• PROBLEM REQUIREMENTS:
Output the data in full and exactly as presented.

[Entries from a dataset of interfaces]

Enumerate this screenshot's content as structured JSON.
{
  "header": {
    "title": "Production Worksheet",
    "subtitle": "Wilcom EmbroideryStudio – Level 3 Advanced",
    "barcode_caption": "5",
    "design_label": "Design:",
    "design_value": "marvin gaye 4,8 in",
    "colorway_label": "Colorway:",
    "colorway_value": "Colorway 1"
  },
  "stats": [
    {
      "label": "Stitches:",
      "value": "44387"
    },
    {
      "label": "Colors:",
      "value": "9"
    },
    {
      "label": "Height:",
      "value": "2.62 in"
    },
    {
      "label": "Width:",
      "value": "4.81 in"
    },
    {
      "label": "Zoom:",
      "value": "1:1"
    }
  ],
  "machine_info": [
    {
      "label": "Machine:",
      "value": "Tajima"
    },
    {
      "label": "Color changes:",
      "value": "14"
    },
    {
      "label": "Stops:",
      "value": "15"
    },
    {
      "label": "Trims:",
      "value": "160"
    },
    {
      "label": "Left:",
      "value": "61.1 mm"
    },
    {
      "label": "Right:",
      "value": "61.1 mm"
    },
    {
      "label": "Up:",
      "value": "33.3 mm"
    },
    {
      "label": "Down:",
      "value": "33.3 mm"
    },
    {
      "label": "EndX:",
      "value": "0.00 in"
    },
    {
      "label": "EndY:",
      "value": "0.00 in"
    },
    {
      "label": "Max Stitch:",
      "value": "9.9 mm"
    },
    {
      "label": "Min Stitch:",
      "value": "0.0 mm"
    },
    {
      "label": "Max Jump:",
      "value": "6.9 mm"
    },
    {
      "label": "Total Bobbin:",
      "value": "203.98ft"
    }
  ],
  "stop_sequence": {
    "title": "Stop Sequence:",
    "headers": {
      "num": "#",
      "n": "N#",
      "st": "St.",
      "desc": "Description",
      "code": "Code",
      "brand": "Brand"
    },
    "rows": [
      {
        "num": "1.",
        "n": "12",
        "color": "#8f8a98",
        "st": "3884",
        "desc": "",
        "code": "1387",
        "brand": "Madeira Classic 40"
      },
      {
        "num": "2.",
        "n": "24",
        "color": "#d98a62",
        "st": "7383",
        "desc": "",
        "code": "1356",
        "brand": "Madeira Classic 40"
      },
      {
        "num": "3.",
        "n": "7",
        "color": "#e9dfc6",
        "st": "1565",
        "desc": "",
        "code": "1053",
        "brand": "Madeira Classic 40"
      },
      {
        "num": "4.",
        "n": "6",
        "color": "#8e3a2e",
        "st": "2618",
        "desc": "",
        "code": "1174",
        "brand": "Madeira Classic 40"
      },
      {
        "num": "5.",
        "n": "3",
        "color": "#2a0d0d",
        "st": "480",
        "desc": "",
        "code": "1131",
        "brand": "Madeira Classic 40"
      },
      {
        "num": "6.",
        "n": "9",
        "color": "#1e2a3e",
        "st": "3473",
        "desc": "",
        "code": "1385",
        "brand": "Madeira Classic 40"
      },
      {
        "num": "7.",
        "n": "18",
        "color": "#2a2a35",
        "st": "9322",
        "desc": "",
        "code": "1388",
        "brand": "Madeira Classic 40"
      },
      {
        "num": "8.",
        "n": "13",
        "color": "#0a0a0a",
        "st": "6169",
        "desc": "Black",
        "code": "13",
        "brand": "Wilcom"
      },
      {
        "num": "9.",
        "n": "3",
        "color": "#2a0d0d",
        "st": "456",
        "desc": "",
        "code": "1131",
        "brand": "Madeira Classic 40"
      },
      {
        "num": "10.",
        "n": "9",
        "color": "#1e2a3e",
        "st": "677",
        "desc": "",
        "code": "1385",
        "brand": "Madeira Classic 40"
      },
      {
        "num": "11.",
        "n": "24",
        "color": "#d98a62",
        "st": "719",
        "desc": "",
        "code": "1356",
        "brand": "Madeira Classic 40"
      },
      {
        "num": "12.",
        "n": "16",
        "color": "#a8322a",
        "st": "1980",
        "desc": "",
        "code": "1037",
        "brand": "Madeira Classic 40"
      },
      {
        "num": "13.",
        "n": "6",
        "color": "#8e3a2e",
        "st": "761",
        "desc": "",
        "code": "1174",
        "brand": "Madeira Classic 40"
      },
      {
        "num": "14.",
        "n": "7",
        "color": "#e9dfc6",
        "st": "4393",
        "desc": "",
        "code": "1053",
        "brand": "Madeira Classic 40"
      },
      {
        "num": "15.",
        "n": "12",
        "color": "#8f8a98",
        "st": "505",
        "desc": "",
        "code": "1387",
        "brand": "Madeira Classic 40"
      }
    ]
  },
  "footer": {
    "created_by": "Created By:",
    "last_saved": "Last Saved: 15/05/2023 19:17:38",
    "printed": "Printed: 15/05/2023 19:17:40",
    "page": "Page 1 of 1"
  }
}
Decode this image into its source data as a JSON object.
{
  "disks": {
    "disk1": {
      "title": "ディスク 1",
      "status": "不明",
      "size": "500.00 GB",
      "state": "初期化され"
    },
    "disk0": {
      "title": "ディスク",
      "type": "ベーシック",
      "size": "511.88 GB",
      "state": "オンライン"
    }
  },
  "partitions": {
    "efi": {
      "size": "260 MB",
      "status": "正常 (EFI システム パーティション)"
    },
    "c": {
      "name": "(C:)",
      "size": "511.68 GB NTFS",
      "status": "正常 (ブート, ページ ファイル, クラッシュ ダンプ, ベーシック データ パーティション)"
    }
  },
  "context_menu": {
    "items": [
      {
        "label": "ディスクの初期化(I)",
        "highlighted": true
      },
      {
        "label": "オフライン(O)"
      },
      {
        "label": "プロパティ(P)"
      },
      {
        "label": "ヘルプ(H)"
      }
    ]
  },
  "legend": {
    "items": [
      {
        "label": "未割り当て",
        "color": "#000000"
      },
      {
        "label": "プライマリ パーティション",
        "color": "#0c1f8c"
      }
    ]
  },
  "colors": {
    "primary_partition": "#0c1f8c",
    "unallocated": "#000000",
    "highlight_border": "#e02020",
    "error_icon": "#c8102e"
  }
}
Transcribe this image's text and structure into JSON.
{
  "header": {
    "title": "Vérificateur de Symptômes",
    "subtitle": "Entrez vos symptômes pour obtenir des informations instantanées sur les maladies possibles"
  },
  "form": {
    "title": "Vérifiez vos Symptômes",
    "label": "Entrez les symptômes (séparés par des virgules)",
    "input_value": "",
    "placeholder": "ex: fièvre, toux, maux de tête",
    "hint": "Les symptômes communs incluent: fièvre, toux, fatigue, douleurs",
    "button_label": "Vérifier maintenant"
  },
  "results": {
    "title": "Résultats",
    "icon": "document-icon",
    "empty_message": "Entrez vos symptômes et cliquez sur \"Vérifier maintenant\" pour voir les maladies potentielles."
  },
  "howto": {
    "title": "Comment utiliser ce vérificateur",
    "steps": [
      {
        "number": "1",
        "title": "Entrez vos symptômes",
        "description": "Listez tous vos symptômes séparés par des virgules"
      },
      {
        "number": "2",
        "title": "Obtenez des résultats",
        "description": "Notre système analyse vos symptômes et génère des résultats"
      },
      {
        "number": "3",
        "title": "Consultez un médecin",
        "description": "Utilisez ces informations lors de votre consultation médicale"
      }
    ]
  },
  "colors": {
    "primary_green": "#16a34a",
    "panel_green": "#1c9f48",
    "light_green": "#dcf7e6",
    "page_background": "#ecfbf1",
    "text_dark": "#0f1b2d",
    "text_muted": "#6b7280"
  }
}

• RESPONSE TO THIS TASK:
Enumerate this screenshot's content as structured JSON.
{
  "header": {
    "title": "Production Worksheet",
    "subtitle": "Wilcom EmbroideryStudio – Level 3 Advanced",
    "barcode_caption": "5",
    "design_label": "Design:",
    "design_value": "marvin gaye 4,8 in",
    "colorway_label": "Colorway:",
    "colorway_value": "Colorway 1"
  },
  "stats": [
    {
      "label": "Stitches:",
      "value": "44387"
    },
    {
      "label": "Colors:",
      "value": "9"
    },
    {
      "label": "Height:",
      "value": "2.62 in"
    },
    {
      "label": "Width:",
      "value": "4.81 in"
    },
    {
      "label": "Zoom:",
      "value": "1:1"
    }
  ],
  "machine_info": [
    {
      "label": "Machine:",
      "value": "Tajima"
    },
    {
      "label": "Color changes:",
      "value": "14"
    },
    {
      "label": "Stops:",
      "value": "15"
    },
    {
      "label": "Trims:",
      "value": "160"
    },
    {
      "label": "Left:",
      "value": "61.1 mm"
    },
    {
      "label": "Right:",
      "value": "61.1 mm"
    },
    {
      "label": "Up:",
      "value": "33.3 mm"
    },
    {
      "label": "Down:",
      "value": "33.3 mm"
    },
    {
      "label": "EndX:",
      "value": "0.00 in"
    },
    {
      "label": "EndY:",
      "value": "0.00 in"
    },
    {
      "label": "Max Stitch:",
      "value": "9.9 mm"
    },
    {
      "label": "Min Stitch:",
      "value": "0.0 mm"
    },
    {
      "label": "Max Jump:",
      "value": "6.9 mm"
    },
    {
      "label": "Total Bobbin:",
      "value": "203.98ft"
    }
  ],
  "stop_sequence": {
    "title": "Stop Sequence:",
    "headers": {
      "num": "#",
      "n": "N#",
      "st": "St.",
      "desc": "Description",
      "code": "Code",
      "brand": "Brand"
    },
    "rows": [
      {
        "num": "1.",
        "n": "12",
        "color": "#8f8a98",
        "st": "3884",
        "desc": "",
        "code": "1387",
        "brand": "Madeira Classic 40"
      },
      {
        "num": "2.",
        "n": "24",
        "color": "#d98a62",
        "st": "7383",
        "desc": "",
        "code": "1356",
        "brand": "Madeira Classic 40"
      },
      {
        "num": "3.",
        "n": "7",
        "color": "#e9dfc6",
        "st": "1565",
        "desc": "",
        "code": "1053",
        "brand": "Madeira Classic 40"
      },
      {
        "num": "4.",
        "n": "6",
        "color": "#8e3a2e",
        "st": "2618",
        "desc": "",
        "code": "1174",
        "brand": "Madeira Classic 40"
      },
      {
        "num": "5.",
        "n": "3",
        "color": "#2a0d0d",
        "st": "480",
        "desc": "",
        "code": "1131",
        "brand": "Madeira Classic 40"
      },
      {
        "num": "6.",
        "n": "9",
        "color": "#1e2a3e",
        "st": "3473",
        "desc": "",
        "code": "1385",
        "brand": "Madeira Classic 40"
      },
      {
        "num": "7.",
        "n": "18",
        "color": "#2a2a35",
        "st": "9322",
        "desc": "",
        "code": "1388",
        "brand": "Madeira Classic 40"
      },
      {
        "num": "8.",
        "n": "13",
        "color": "#0a0a0a",
        "st": "6169",
        "desc": "Black",
        "code": "13",
        "brand": "Wilcom"
      },
      {
        "num": "9.",
        "n": "3",
        "color": "#2a0d0d",
        "st": "456",
        "desc": "",
        "code": "1131",
        "brand": "Madeira Classic 40"
      },
      {
        "num": "10.",
        "n": "9",
        "color": "#1e2a3e",
        "st": "677",
        "desc": "",
        "code": "1385",
        "brand": "Madeira Classic 40"
      },
      {
        "num": "11.",
        "n": "24",
        "color": "#d98a62",
        "st": "719",
        "desc": "",
        "code": "1356",
        "brand": "Madeira Classic 40"
      },
      {
        "num": "12.",
        "n": "16",
        "color": "#a8322a",
        "st": "1980",
        "desc": "",
        "code": "1037",
        "brand": "Madeira Classic 40"
      },
      {
        "num": "13.",
        "n": "6",
        "color": "#8e3a2e",
        "st": "761",
        "desc": "",
        "code": "1174",
        "brand": "Madeira Classic 40"
      },
      {
        "num": "14.",
        "n": "7",
        "color": "#e9dfc6",
        "st": "4393",
        "desc": "",
        "code": "1053",
        "brand": "Madeira Classic 40"
      },
      {
        "num": "15.",
        "n": "12",
        "color": "#8f8a98",
        "st": "505",
        "desc": "",
        "code": "1387",
        "brand": "Madeira Classic 40"
      }
    ]
  },
  "footer": {
    "created_by": "Created By:",
    "last_saved": "Last Saved: 15/05/2023 19:17:38",
    "printed": "Printed: 15/05/2023 19:17:40",
    "page": "Page 1 of 1"
  }
}
Decode this image into its source data as a JSON object.
{
  "disks": {
    "disk1": {
      "title": "ディスク 1",
      "status": "不明",
      "size": "500.00 GB",
      "state": "初期化され"
    },
    "disk0": {
      "title": "ディスク",
      "type": "ベーシック",
      "size": "511.88 GB",
      "state": "オンライン"
    }
  },
  "partitions": {
    "efi": {
      "size": "260 MB",
      "status": "正常 (EFI システム パーティション)"
    },
    "c": {
      "name": "(C:)",
      "size": "511.68 GB NTFS",
      "status": "正常 (ブート, ページ ファイル, クラッシュ ダンプ, ベーシック データ パーティション)"
    }
  },
  "context_menu": {
    "items": [
      {
        "label": "ディスクの初期化(I)",
        "highlighted": true
      },
      {
        "label": "オフライン(O)"
      },
      {
        "label": "プロパティ(P)"
      },
      {
        "label": "ヘルプ(H)"
      }
    ]
  },
  "legend": {
    "items": [
      {
        "label": "未割り当て",
        "color": "#000000"
      },
      {
        "label": "プライマリ パーティション",
        "color": "#0c1f8c"
      }
    ]
  },
  "colors": {
    "primary_partition": "#0c1f8c",
    "unallocated": "#000000",
    "highlight_border": "#e02020",
    "error_icon": "#c8102e"
  }
}
Transcribe this image's text and structure into JSON.
{
  "header": {
    "title": "Vérificateur de Symptômes",
    "subtitle": "Entrez vos symptômes pour obtenir des informations instantanées sur les maladies possibles"
  },
  "form": {
    "title": "Vérifiez vos Symptômes",
    "label": "Entrez les symptômes (séparés par des virgules)",
    "input_value": "",
    "placeholder": "ex: fièvre, toux, maux de tête",
    "hint": "Les symptômes communs incluent: fièvre, toux, fatigue, douleurs",
    "button_label": "Vérifier maintenant"
  },
  "results": {
    "title": "Résultats",
    "icon": "document-icon",
    "empty_message": "Entrez vos symptômes et cliquez sur \"Vérifier maintenant\" pour voir les maladies potentielles."
  },
  "howto": {
    "title": "Comment utiliser ce vérificateur",
    "steps": [
      {
        "number": "1",
        "title": "Entrez vos symptômes",
        "description": "Listez tous vos symptômes séparés par des virgules"
      },
      {
        "number": "2",
        "title": "Obtenez des résultats",
        "description": "Notre système analyse vos symptômes et génère des résultats"
      },
      {
        "number": "3",
        "title": "Consultez un médecin",
        "description": "Utilisez ces informations lors de votre consultation médicale"
      }
    ]
  },
  "colors": {
    "primary_green": "#16a34a",
    "panel_green": "#1c9f48",
    "light_green": "#dcf7e6",
    "page_background": "#ecfbf1",
    "text_dark": "#0f1b2d",
    "text_muted": "#6b7280"
  }
}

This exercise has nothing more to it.